He started experimenting with hard drugs, like cocaine, opiates and benzos.
“I remember the feeling that I had,” Bocchi said. “All this pain that I carry with me, all this torment, was gone.”
“That was something I was going to chase,” he continued.
Bocchi abused drugs all through college. He started selling opiates and marijuana, even after getting a job in finance after graduating.
“And then I got arrested,” Bocchi told Originol. “I thought maybe that would be the moment for myself where I would say, ‘okay, enough’s enough.’ It wasn’t.”
Sky, blue sky
After that, Bocchi felt “stuck.”
“I didn’t know which way to go,” he said.
One day, Bocchi walked outside and looked up. He was struck by how blue it looked.
“It brought me right back to the morning of 9/11 when my dad passed away,” he told Originol.
Bocchi asked his dad for help and to send a sign.
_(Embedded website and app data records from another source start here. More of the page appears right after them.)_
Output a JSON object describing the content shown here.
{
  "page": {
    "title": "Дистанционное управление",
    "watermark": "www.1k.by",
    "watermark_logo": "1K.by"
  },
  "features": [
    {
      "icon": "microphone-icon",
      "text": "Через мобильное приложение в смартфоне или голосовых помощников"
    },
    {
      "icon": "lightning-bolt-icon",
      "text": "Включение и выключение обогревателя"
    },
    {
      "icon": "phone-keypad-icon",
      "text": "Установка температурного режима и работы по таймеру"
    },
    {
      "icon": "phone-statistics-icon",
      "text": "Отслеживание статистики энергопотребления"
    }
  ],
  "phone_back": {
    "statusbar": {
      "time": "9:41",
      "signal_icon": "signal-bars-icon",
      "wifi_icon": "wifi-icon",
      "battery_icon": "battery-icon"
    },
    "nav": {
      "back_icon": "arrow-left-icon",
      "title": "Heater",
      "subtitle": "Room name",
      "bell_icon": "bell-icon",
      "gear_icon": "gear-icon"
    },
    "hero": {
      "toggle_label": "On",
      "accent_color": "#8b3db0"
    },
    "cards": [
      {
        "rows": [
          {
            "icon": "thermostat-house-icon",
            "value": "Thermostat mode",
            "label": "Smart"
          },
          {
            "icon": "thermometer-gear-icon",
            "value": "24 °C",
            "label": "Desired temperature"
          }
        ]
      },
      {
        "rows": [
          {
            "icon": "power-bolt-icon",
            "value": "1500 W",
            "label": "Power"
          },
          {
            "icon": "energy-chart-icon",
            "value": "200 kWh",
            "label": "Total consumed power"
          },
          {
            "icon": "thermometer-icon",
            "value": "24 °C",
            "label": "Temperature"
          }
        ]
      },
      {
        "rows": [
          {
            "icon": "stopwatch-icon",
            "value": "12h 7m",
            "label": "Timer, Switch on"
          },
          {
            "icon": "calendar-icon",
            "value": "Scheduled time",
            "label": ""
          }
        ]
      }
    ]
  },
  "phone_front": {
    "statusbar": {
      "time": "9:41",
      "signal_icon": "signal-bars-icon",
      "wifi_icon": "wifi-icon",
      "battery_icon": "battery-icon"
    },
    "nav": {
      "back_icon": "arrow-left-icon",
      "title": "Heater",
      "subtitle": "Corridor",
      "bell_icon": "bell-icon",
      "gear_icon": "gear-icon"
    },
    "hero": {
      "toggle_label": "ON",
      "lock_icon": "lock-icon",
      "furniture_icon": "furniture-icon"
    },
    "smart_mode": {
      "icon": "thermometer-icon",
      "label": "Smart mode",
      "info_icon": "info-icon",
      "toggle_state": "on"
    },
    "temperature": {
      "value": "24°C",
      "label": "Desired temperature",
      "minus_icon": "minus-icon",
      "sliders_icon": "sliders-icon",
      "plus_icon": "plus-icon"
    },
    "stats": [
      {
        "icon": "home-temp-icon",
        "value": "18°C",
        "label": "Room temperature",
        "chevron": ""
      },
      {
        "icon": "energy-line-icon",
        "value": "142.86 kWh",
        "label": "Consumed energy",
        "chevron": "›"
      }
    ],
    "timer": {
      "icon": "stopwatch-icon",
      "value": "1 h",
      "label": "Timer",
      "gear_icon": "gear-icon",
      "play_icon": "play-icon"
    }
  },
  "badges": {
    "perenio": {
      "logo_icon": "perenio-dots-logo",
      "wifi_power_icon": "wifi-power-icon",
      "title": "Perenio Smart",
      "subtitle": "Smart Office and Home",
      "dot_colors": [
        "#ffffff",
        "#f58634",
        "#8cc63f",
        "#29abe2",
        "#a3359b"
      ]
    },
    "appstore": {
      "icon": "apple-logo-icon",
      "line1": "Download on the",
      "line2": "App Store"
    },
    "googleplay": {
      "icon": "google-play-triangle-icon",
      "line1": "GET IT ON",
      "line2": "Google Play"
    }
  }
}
A fly landed on the railing he was leaning on and began acting bizarre. That was all it took. Bocchi immediately went into detox. He spent 30 days in rehab, then joined sober living.
“I knew I had a lot of things that I needed to work on,” Bocchi said. “I was working with my sponsor at the time, and I told him what happened to me with my uncle.”
He decided to file a police report. His uncle was charged with second degree sexual assault and was sentenced to seven years in prison, Bocchi said.
After getting sober in 2016, Bocchi found his work in finance “miserable.” He started sharing his story at high schools, trying to inspire youth to open up about their struggles. He found it rewarding – his only payment for the speaking engagements at the time.
In 2019, he quit his job. The next year, he published “Sway,” a book detailing his journey. Now, Bocchi, 30, speaks full time at high schools, colleges and other organizations.
“In this world, not many people are so openly honest about everything they went through,” he told Originol. “I feel as if sharing these parts of my story that are vulnerable … I think it allows people to be open about their own struggles.”